Madhesis: A Political Force in the Making?
By- K Yhome
ORF, New Delhi, 5 July 2006
Redrawing a new Nepal would be tougher than perceived. As Nepal struggles to find a solution to the decade-old Maoist problem, voices, hitherto unheard, are emerging in the wake of the democratic space created by the ‘April Revolution’ or the ‘Jan Andolan’. At a time when Nepal prepares itself for major social and political restructuring, on 2 June 2006, the Loktrantrik Madhesi Alliance or Democratic Madhesi Alliance (DMA) began a week-long ‘Gherao programme’ to highlight their plight. The DMA is a united platform of various Madhesi groups. The aim of the DMA is to ensure that Madhesis are not left out in the process of building a new Nepal. Until now the Madhesis had been fighting against ‘injustice’ under the aegis of various organizations and political parties that included the Terai Congress, the Nepal Sadbhavana Party (Anandi Devi) and Nepal Sadbhavana Party (Mandal) among others. Of the many ‘minority’ ethnic groups of Nepal, the Madhesis have put forward their demands before the government more strongly after the Revolution. An understanding of Madhesis and their demands is integral to understanding what is at stake in Nepal today.
The Madhesis of Nepal are the lowland people, occupying the strategic Terai belt bordering the Indian states of Bihar, Uttar Pradesh, West Bengal and Uttaranchal.

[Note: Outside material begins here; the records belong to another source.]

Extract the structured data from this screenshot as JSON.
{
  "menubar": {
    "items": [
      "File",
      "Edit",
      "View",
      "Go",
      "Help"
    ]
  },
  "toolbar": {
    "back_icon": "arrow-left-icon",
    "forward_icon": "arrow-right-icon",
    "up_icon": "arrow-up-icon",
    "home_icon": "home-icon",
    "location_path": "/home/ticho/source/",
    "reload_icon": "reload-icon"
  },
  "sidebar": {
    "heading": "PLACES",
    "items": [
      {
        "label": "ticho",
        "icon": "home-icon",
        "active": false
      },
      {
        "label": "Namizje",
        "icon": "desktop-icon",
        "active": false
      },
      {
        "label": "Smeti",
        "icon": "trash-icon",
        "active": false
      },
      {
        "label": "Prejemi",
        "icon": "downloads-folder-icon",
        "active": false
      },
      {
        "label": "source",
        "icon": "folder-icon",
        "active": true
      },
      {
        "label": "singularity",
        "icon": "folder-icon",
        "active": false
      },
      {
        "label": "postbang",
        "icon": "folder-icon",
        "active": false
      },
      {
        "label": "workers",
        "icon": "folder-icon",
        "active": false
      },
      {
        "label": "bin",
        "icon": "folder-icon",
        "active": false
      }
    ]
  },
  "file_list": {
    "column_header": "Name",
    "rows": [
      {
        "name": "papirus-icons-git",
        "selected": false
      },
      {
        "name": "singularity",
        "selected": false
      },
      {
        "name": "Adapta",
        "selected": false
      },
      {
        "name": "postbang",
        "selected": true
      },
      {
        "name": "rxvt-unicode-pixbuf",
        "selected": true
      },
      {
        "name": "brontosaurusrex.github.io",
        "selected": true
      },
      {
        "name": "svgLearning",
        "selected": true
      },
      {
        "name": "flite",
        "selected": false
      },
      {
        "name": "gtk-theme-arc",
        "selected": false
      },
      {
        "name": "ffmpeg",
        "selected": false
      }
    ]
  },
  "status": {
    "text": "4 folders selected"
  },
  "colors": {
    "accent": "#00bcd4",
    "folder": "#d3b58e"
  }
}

They include different cultural and linguistic groups – Maithilis, Bhojpuris, Awadhis, Tharus, as also some smaller tribal groups. The Madhesis claim that they form 40-50 per cent of the total population of Nepal. Since the Madhesis occupy the most important lifeline of Nepal, it is obvious that activities in the Terai would have immense implications for Nepal. The domestic economy of Nepal depends overwhelmingly on this region that forms its industrial hub with more than 70-80 per cent of all industries located in the Terai, as also its agricultural bowl, producing more than 65 per cent of the nation’s foodgrains.
The Madhesi issue is as old as the emergence of Nepal’s democratic movement in 1950s; major grievance of that time was the imposition of Nepali as medium of education. In the mid-1970s and 80s, issues of citizenship and ‘work permit’ were the major problems for the Madhesis. For the last fifty years, they have been raising their voice against alleged ‘discrimination’ by the state, yet their problems remained unresolved. Their major demands continue to revolve around questions of citizenship and political participation. The DMA claims that even today five million Madhesis have been denied citizenship.
During the ongoing agitation, the demands the DMA has put forward include issuance of ‘citizenship to all stateless Madhesis before elections to the Constituent Assembly’ (CA), ‘Establishment of Federal, Democratic Republican political system’, ‘Proportional Representation for Madhesis in all state structures’, ‘Proportional Representation for Madhesis in the CA election’, and ‘Fresh Census on a scientific basis before elections to the CA.’ To concede to the Madhesi-specific demands, Nepal’s government may have to break its traditional apprehensions and narrowly defined ideologies and policies.
The Madhesis seem to have understood that this is the best moment to herald a better future for their people. Hence, the Madhesi leadership will make every effort to pressurize the government and ensure that their demands are realized in the new dispensation. They have, for the first time, garnered the courage to stage a gherao in the capital of Kathmandu. Such an occurance would have been unimaginable some years ago and an important reason for this change is the April Revolution. It is unclear whether all the Madhesis will stand united under the DMA banner until their demands are achieved. The schisms between various Madhesi groups have been a major handicap of the Madhesi movement in the past. Differences in terms of religion, caste, tribal groups and language were the major divisive elements. These divisions still remain the movement’s vulnerabilities. However, this does not make the movement a non-starter. Despite the many differences and divisions among them, one of the most important uniting factors that binds all the groups together is the sense of being ‘discriminated against’. The Madhesis’ strength also lies in the fact that this is the first time that they have come together under one Madhesi umbrella to stage a protest in Kathmandu. This suggests a realization by the Madhesi leadership of the weakness afflicting their movement so far. Another source of strength lies in the support they have received from other minority communities facing similar problems.
In the changed political context, the movement surely has the potential to carve out a space for the Madhesis in the new polity and in redefining Nepal’s political structure. At the same time, it is also one of several potential fissures that have arisen as a consequence of the Jan Andolan of April 2006.
Entry filed under: Reports.